Exercise goal » Write the records below out again word for word, with the pictures removed.

Extracted data entries
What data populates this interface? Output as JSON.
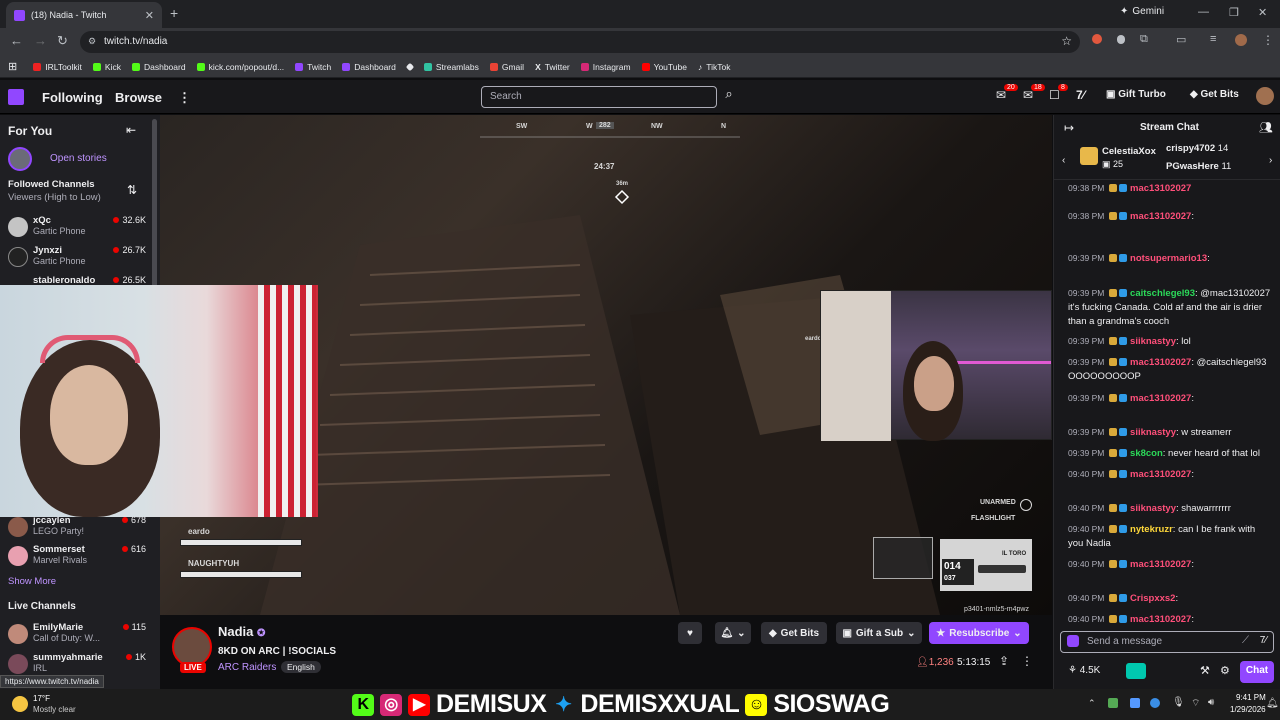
{
  "browser": {
    "tab_title": "(18) Nadia - Twitch",
    "url": "twitch.tv/nadia",
    "gemini": "Gemini",
    "status_url": "https://www.twitch.tv/nadia",
    "bookmarks": [
      "IRLToolkit",
      "Kick",
      "Dashboard",
      "kick.com/popout/d...",
      "Twitch",
      "Dashboard",
      "",
      "Streamlabs",
      "Gmail",
      "Twitter",
      "Instagram",
      "YouTube",
      "TikTok"
    ]
  },
  "twitch_nav": {
    "following": "Following",
    "browse": "Browse",
    "search_placeholder": "Search",
    "badge_1": "20",
    "badge_2": "18",
    "badge_3": "8",
    "gift_turbo": "Gift Turbo",
    "get_bits": "Get Bits"
  },
  "sidebar": {
    "for_you": "For You",
    "open_stories": "Open stories",
    "followed_channels": "Followed Channels",
    "sort": "Viewers (High to Low)",
    "channels": [
      {
        "name": "xQc",
        "game": "Gartic Phone",
        "viewers": "32.6K"
      },
      {
        "name": "Jynxzi",
        "game": "Gartic Phone",
        "viewers": "26.7K"
      },
      {
        "name": "stableronaldo",
        "game": "",
        "viewers": "26.5K"
      },
      {
        "name": "jccaylen",
        "game": "LEGO Party!",
        "viewers": "678"
      },
      {
        "name": "Sommerset",
        "game": "Marvel Rivals",
        "viewers": "616"
      }
    ],
    "show_more": "Show More",
    "live_channels": "Live Channels",
    "live": [
      {
        "name": "EmilyMarie",
        "game": "Call of Duty: W...",
        "viewers": "115"
      },
      {
        "name": "summyahmarie",
        "game": "IRL",
        "viewers": "1K"
      }
    ]
  },
  "hud": {
    "compass": [
      "SW",
      "W",
      "282",
      "NW",
      "N"
    ],
    "timer": "24:37",
    "distance": "36m",
    "player_tag": "eardo",
    "squad": [
      "eardo",
      "NAUGHTYUH"
    ],
    "unarmed": "UNARMED",
    "flashlight": "FLASHLIGHT",
    "weapon_name": "IL TORO",
    "ammo": "014",
    "ammo_reserve": "037",
    "session_id": "p3401-nmlz5-m4pwz"
  },
  "stream_info": {
    "channel": "Nadia",
    "title": "8KD ON ARC | !SOCIALS",
    "game": "ARC Raiders",
    "tag": "English",
    "live": "LIVE",
    "get_bits": "Get Bits",
    "gift_sub": "Gift a Sub",
    "resubscribe": "Resubscribe",
    "viewers": "1,236",
    "uptime": "5:13:15"
  },
  "chat": {
    "header": "Stream Chat",
    "gifters": [
      {
        "name": "CelestiaXox",
        "count": "25"
      },
      {
        "name": "crispy4702",
        "count": "14"
      },
      {
        "name": "PGwasHere",
        "count": "11"
      }
    ],
    "messages": [
      {
        "time": "09:38 PM",
        "user": "mac13102027",
        "color": "#ff4f7a",
        "text": ""
      },
      {
        "time": "09:38 PM",
        "user": "mac13102027",
        "color": "#ff4f7a",
        "text": ":"
      },
      {
        "time": "09:39 PM",
        "user": "notsupermario13",
        "color": "#ff4f7a",
        "text": ":"
      },
      {
        "time": "09:39 PM",
        "user": "caitschlegel93",
        "color": "#2bd959",
        "text": ": @mac13102027 it's fucking Canada. Cold af and the air is drier than a grandma's cooch"
      },
      {
        "time": "09:39 PM",
        "user": "siiknastyy",
        "color": "#ff4f7a",
        "text": ": lol"
      },
      {
        "time": "09:39 PM",
        "user": "mac13102027",
        "color": "#ff4f7a",
        "text": ": @caitschlegel93 OOOOOOOOOP"
      },
      {
        "time": "09:39 PM",
        "user": "mac13102027",
        "color": "#ff4f7a",
        "text": ":"
      },
      {
        "time": "09:39 PM",
        "user": "siiknastyy",
        "color": "#ff4f7a",
        "text": ": w streamerr"
      },
      {
        "time": "09:39 PM",
        "user": "sk8con",
        "color": "#2bd959",
        "text": ": never heard of that lol"
      },
      {
        "time": "09:40 PM",
        "user": "mac13102027",
        "color": "#ff4f7a",
        "text": ":"
      },
      {
        "time": "09:40 PM",
        "user": "siiknastyy",
        "color": "#ff4f7a",
        "text": ": shawarrrrrrr"
      },
      {
        "time": "09:40 PM",
        "user": "nytekruzr",
        "color": "#ffd83a",
        "text": ": can I be frank with you Nadia"
      },
      {
        "time": "09:40 PM",
        "user": "mac13102027",
        "color": "#ff4f7a",
        "text": ":"
      },
      {
        "time": "09:40 PM",
        "user": "Crispxxs2",
        "color": "#ff4f7a",
        "text": ":"
      },
      {
        "time": "09:40 PM",
        "user": "mac13102027",
        "color": "#ff4f7a",
        "text": ":"
      }
    ],
    "input_placeholder": "Send a message",
    "points": "4.5K",
    "chat_button": "Chat"
  },
  "taskbar": {
    "weather_temp": "17°F",
    "weather_desc": "Mostly clear",
    "time": "9:41 PM",
    "date": "1/29/2026",
    "banner": [
      "DEMISUX",
      "DEMISXXUAL",
      "SIOSWAG"
    ]
  }
}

Task output »
What data populates this interface? Output as JSON.
{
  "browser": {
    "tab_title": "(18) Nadia - Twitch",
    "url": "twitch.tv/nadia",
    "gemini": "Gemini",
    "status_url": "https://www.twitch.tv/nadia",
    "bookmarks": [
      "IRLToolkit",
      "Kick",
      "Dashboard",
      "kick.com/popout/d...",
      "Twitch",
      "Dashboard",
      "",
      "Streamlabs",
      "Gmail",
      "Twitter",
      "Instagram",
      "YouTube",
      "TikTok"
    ]
  },
  "twitch_nav": {
    "following": "Following",
    "browse": "Browse",
    "search_placeholder": "Search",
    "badge_1": "20",
    "badge_2": "18",
    "badge_3": "8",
    "gift_turbo": "Gift Turbo",
    "get_bits": "Get Bits"
  },
  "sidebar": {
    "for_you": "For You",
    "open_stories": "Open stories",
    "followed_channels": "Followed Channels",
    "sort": "Viewers (High to Low)",
    "channels": [
      {
        "name": "xQc",
        "game": "Gartic Phone",
        "viewers": "32.6K"
      },
      {
        "name": "Jynxzi",
        "game": "Gartic Phone",
        "viewers": "26.7K"
      },
      {
        "name": "stableronaldo",
        "game": "",
        "viewers": "26.5K"
      },
      {
        "name": "jccaylen",
        "game": "LEGO Party!",
        "viewers": "678"
      },
      {
        "name": "Sommerset",
        "game": "Marvel Rivals",
        "viewers": "616"
      }
    ],
    "show_more": "Show More",
    "live_channels": "Live Channels",
    "live": [
      {
        "name": "EmilyMarie",
        "game": "Call of Duty: W...",
        "viewers": "115"
      },
      {
        "name": "summyahmarie",
        "game": "IRL",
        "viewers": "1K"
      }
    ]
  },
  "hud": {
    "compass": [
      "SW",
      "W",
      "282",
      "NW",
      "N"
    ],
    "timer": "24:37",
    "distance": "36m",
    "player_tag": "eardo",
    "squad": [
      "eardo",
      "NAUGHTYUH"
    ],
    "unarmed": "UNARMED",
    "flashlight": "FLASHLIGHT",
    "weapon_name": "IL TORO",
    "ammo": "014",
    "ammo_reserve": "037",
    "session_id": "p3401-nmlz5-m4pwz"
  },
  "stream_info": {
    "channel": "Nadia",
    "title": "8KD ON ARC | !SOCIALS",
    "game": "ARC Raiders",
    "tag": "English",
    "live": "LIVE",
    "get_bits": "Get Bits",
    "gift_sub": "Gift a Sub",
    "resubscribe": "Resubscribe",
    "viewers": "1,236",
    "uptime": "5:13:15"
  },
  "chat": {
    "header": "Stream Chat",
    "gifters": [
      {
        "name": "CelestiaXox",
        "count": "25"
      },
      {
        "name": "crispy4702",
        "count": "14"
      },
      {
        "name": "PGwasHere",
        "count": "11"
      }
    ],
    "messages": [
      {
        "time": "09:38 PM",
        "user": "mac13102027",
        "color": "#ff4f7a",
        "text": ""
      },
      {
        "time": "09:38 PM",
        "user": "mac13102027",
        "color": "#ff4f7a",
        "text": ":"
      },
      {
        "time": "09:39 PM",
        "user": "notsupermario13",
        "color": "#ff4f7a",
        "text": ":"
      },
      {
        "time": "09:39 PM",
        "user": "caitschlegel93",
        "color": "#2bd959",
        "text": ": @mac13102027 it's fucking Canada. Cold af and the air is drier than a grandma's cooch"
      },
      {
        "time": "09:39 PM",
        "user": "siiknastyy",
        "color": "#ff4f7a",
        "text": ": lol"
      },
      {
        "time": "09:39 PM",
        "user": "mac13102027",
        "color": "#ff4f7a",
        "text": ": @caitschlegel93 OOOOOOOOOP"
      },
      {
        "time": "09:39 PM",
        "user": "mac13102027",
        "color": "#ff4f7a",
        "text": ":"
      },
      {
        "time": "09:39 PM",
        "user": "siiknastyy",
        "color": "#ff4f7a",
        "text": ": w streamerr"
      },
      {
        "time": "09:39 PM",
        "user": "sk8con",
        "color": "#2bd959",
        "text": ": never heard of that lol"
      },
      {
        "time": "09:40 PM",
        "user": "mac13102027",
        "color": "#ff4f7a",
        "text": ":"
      },
      {
        "time": "09:40 PM",
        "user": "siiknastyy",
        "color": "#ff4f7a",
        "text": ": shawarrrrrrr"
      },
      {
        "time": "09:40 PM",
        "user": "nytekruzr",
        "color": "#ffd83a",
        "text": ": can I be frank with you Nadia"
      },
      {
        "time": "09:40 PM",
        "user": "mac13102027",
        "color": "#ff4f7a",
        "text": ":"
      },
      {
        "time": "09:40 PM",
        "user": "Crispxxs2",
        "color": "#ff4f7a",
        "text": ":"
      },
      {
        "time": "09:40 PM",
        "user": "mac13102027",
        "color": "#ff4f7a",
        "text": ":"
      }
    ],
    "input_placeholder": "Send a message",
    "points": "4.5K",
    "chat_button": "Chat"
  },
  "taskbar": {
    "weather_temp": "17°F",
    "weather_desc": "Mostly clear",
    "time": "9:41 PM",
    "date": "1/29/2026",
    "banner": [
      "DEMISUX",
      "DEMISXXUAL",
      "SIOSWAG"
    ]
  }
}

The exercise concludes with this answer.